Reversing anticoagulation in the hemorrhaging patient.
Purpose of review: Anticoagulants in general, but especially the relatively new direct oral anticoagulants and platelet inhibitors, pose a great challenge for physicians in the hemorrhaging patient. The aim of the present review is to provide an overview on recent studies dealing with the reversal of anticoagulation in the hemorrhaging patient and to describe our therapeutic emergency strategy for those patients.
Recent findings: A specific antidote for dabigatran is already on the market and antidotes for the direct and indirect factor Xa inhibitors are in development. Moreover, bleeding under platelet inhibitors remains critical with very little evidence on effective reversal strategies.
Summary: To reverse anticoagulation in the hemorrhaging patient, specific antidotes should be the first option if available, followed by four-factor prothrombin complex concentrate (PCC), activated PCC and recombinant activated factor seven as the emergency strategy. Fibrinogen concentrate, antifibrinolytics and oral charcoal, respectively, can be considered as an additional measure.
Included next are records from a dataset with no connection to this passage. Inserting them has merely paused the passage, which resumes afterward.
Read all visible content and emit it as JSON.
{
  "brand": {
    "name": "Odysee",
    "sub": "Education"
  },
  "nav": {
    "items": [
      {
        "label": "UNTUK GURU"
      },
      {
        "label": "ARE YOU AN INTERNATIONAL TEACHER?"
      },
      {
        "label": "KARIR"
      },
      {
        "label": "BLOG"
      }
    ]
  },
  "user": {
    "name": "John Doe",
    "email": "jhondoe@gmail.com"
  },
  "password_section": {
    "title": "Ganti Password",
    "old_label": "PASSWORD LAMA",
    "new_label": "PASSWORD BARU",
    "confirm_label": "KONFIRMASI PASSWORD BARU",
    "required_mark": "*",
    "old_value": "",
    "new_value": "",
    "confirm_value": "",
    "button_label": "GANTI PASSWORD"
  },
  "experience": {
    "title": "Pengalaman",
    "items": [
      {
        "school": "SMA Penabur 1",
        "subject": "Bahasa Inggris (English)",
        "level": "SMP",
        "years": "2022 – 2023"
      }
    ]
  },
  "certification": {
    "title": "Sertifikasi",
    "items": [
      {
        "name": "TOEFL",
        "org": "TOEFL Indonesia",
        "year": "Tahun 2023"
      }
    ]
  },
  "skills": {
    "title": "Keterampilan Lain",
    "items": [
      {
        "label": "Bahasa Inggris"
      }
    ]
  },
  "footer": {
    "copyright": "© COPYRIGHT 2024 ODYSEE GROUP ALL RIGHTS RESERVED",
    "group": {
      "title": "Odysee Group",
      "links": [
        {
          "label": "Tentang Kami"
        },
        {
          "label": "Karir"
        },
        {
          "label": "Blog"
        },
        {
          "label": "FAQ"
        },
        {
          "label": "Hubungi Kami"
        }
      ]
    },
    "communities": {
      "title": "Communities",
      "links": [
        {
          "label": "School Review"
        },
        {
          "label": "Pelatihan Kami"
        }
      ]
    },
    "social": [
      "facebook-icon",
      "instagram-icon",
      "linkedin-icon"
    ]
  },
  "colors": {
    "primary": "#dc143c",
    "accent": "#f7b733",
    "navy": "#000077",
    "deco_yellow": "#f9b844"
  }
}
Massive blood loss and thrombocytopenia should be treated independently according to the respective, local guidelines for (massive) transfusion of blood and blood products.